$d=\sqrt{{{\left( 1-\left( -\dfrac{5}{2} \right) \right)}^{2}}+{{\left( \lambda -\dfrac{5}{2} \right)}^{2}}}$
$d=\sqrt{{{\left( 1+\dfrac{5}{2} \right)}^{2}}+{{\left( \lambda -\dfrac{5}{2} \right)}^{2}}}.............\left( i \right)$
We know that the radius of the circle is given by $r=\sqrt{{{g}^{2}}+{{f}^{2}}-C}$ for the general circle ${{x}^{2}}+{{y}^{2}}+2gx+2fy+C=0$. So, for the circle, ${{x}^{2}}+{{y}^{2}}+5x-5y=0$ we have the radius as
$r=\sqrt{{{\left( \dfrac{5}{2} \right)}^{2}}+{{\left( -\dfrac{5}{2} \right)}^{2}}}.........\left( ii \right)$
Like we discussed in the above paragraph, for a tangent to be drawn from $\left( 1,\lambda \right)$, the distance $\left( d \right)$ between the point $\left( 1,\lambda \right)$ and the centre of the circle $\left( -\dfrac{5}{2},\dfrac{5}{2} \right)$ must be greater than the radius of the circle, i.e.
$d>r$or ${{d}^{2}}>{{r}^{2}}$
From $\left( i \right)$ and $\left( ii \right)$, substituting the values of $d$ and $r$, we get
${{\left( 1+\dfrac{5}{2} \right)}^{2}}+{{\left( \lambda -\dfrac{5}{2} \right)}^{2}}>{{\left( \dfrac{5}{2} \right)}^{2}}+{{\left( \dfrac{5}{2} \right)}^{2}}$
If we want no tangent to be drawn from this point, the distance $\left( d \right)$ between the point $\left( 1,\lambda \right)$ and the centre of the circle $\left( -\dfrac{5}{2},\dfrac{5}{2} \right)$ must be less than the radius of the circle.
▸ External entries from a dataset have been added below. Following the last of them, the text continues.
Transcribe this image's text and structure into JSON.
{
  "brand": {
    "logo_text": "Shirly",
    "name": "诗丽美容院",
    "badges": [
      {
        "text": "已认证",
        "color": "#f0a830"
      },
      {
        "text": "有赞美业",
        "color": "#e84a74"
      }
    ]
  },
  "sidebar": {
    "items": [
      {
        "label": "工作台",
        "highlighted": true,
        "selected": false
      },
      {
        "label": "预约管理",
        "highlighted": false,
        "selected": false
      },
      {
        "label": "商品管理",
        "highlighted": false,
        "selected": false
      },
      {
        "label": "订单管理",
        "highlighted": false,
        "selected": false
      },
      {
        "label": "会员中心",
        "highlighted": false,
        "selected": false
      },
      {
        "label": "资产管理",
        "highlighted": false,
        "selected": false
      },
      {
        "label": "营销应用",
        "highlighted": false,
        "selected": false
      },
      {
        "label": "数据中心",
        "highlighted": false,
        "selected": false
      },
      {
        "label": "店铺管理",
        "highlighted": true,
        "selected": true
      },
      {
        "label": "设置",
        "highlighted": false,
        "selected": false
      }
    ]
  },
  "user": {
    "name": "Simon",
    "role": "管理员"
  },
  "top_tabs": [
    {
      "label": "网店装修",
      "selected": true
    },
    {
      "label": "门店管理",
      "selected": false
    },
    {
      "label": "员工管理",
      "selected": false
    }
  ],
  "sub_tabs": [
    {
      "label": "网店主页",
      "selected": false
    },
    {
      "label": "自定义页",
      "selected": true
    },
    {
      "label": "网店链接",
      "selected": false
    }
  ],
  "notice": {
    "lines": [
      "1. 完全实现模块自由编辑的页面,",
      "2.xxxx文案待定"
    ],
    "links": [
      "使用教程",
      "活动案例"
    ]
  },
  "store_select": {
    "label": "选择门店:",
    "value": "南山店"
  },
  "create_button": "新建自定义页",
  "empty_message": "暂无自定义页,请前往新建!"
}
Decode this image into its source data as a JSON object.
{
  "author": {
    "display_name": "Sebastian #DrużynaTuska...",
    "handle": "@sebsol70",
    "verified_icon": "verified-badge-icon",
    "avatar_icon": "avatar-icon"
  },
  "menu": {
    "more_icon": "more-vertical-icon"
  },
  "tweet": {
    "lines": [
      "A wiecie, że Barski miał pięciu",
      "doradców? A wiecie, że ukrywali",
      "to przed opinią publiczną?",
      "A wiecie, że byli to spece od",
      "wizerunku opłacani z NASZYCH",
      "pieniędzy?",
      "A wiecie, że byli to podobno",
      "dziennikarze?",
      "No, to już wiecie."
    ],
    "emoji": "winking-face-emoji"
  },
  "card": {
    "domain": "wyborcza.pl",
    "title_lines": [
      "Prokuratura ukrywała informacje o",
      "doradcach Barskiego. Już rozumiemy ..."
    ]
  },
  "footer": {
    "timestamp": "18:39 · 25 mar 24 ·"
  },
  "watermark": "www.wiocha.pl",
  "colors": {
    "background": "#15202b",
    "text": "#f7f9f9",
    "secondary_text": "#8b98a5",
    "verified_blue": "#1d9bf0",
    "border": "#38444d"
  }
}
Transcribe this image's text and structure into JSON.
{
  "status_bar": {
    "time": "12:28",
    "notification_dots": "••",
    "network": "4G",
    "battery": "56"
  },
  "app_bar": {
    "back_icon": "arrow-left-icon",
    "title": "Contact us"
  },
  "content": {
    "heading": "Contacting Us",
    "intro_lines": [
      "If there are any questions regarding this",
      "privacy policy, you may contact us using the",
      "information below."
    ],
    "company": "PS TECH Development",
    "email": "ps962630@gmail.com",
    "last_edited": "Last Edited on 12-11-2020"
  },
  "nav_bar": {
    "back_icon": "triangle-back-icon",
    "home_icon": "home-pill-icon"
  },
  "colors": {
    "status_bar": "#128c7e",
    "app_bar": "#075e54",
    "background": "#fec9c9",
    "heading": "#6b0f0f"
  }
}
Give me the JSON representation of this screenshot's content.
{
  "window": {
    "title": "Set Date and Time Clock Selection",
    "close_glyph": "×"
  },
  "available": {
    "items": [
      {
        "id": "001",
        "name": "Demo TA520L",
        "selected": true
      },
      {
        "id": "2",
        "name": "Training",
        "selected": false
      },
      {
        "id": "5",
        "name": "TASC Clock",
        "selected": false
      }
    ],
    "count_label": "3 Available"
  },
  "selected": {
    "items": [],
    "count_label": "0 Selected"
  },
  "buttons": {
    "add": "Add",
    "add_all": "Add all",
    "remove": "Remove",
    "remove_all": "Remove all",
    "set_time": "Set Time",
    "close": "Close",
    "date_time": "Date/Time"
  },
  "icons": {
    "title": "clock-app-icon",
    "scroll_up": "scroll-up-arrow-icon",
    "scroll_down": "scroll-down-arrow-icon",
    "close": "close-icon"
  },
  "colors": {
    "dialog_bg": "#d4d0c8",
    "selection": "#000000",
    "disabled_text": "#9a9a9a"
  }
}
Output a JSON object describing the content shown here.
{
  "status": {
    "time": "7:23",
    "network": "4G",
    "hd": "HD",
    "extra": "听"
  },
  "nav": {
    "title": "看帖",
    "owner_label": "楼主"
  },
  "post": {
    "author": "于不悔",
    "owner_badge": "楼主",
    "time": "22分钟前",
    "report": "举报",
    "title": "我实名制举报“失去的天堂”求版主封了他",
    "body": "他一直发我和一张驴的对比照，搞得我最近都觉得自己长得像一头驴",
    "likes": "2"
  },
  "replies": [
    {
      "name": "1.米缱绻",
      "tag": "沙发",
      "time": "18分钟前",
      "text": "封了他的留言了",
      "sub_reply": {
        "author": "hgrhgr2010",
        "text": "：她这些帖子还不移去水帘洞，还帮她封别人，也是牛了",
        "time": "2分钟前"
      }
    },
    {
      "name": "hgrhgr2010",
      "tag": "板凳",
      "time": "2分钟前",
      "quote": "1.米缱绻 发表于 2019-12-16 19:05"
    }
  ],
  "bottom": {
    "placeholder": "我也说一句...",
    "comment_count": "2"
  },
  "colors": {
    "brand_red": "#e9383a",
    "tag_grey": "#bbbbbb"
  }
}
This means that
$dFrom \left( i \right) and \left( ii \right), substituting the values of d and r, we get \[{{\left( 1+\dfrac{5}{2} \right)}^{2}}+{{\left( \lambda -\dfrac{5}{2} \right)}^{2}}<{{\left( \dfrac{5}{2} \right)}^{2}}+{{\left( \dfrac{5}{2} \right)}^{2}}..............\left( iii \right)$
Solving this inequality, we get
${{\left( \dfrac{7}{2} \right)}^{2}}+{{\left( \lambda -\dfrac{5}{2} \right)}^{2}}<2{{\left( \dfrac{5}{2} \right)}^{2}}$
$\Rightarrow \dfrac{49}{4}+{{\lambda }^{2}}+\dfrac{25}{4}-5\lambda <2\times \dfrac{25}{4}$
$\Rightarrow \dfrac{49}{4}+{{\lambda }^{2}}+\dfrac{25}{4}-5\lambda <\dfrac{50}{4}$
$\Rightarrow {{\lambda }^{2}}-5\lambda +\dfrac{49+25-50}{4}<0$
$\Rightarrow {{\lambda }^{2}}-5\lambda +\dfrac{24}{4}<0$
$\Rightarrow {{\lambda }^{2}}-5\lambda +6<0$
$\Rightarrow {{\lambda }^{2}}-2\lambda -3\lambda +6<0$
$\Rightarrow \lambda \left( \lambda -2 \right)-3\left( \lambda -2 \right)<0$
$\Rightarrow \left( \lambda -3 \right)\left( \lambda -2 \right)<0$
$\Rightarrow \lambda \in \left( 2,3 \right)$
Or $2<\lambda <3............(iv)$
Hence from inequation $\left( iii \right)$ and inequation $\left( iv \right)$, both A and R are individually true and from (iii) R is the correct explanation of A.

Option (a) is the correct answer

Note: There is an alternate method to check if a point lies inside the circle or outside the circle. We just have to substitute the point in the equation of the circle. If the value obtained is negative, the point lies inside and if it is positive, it lies outside.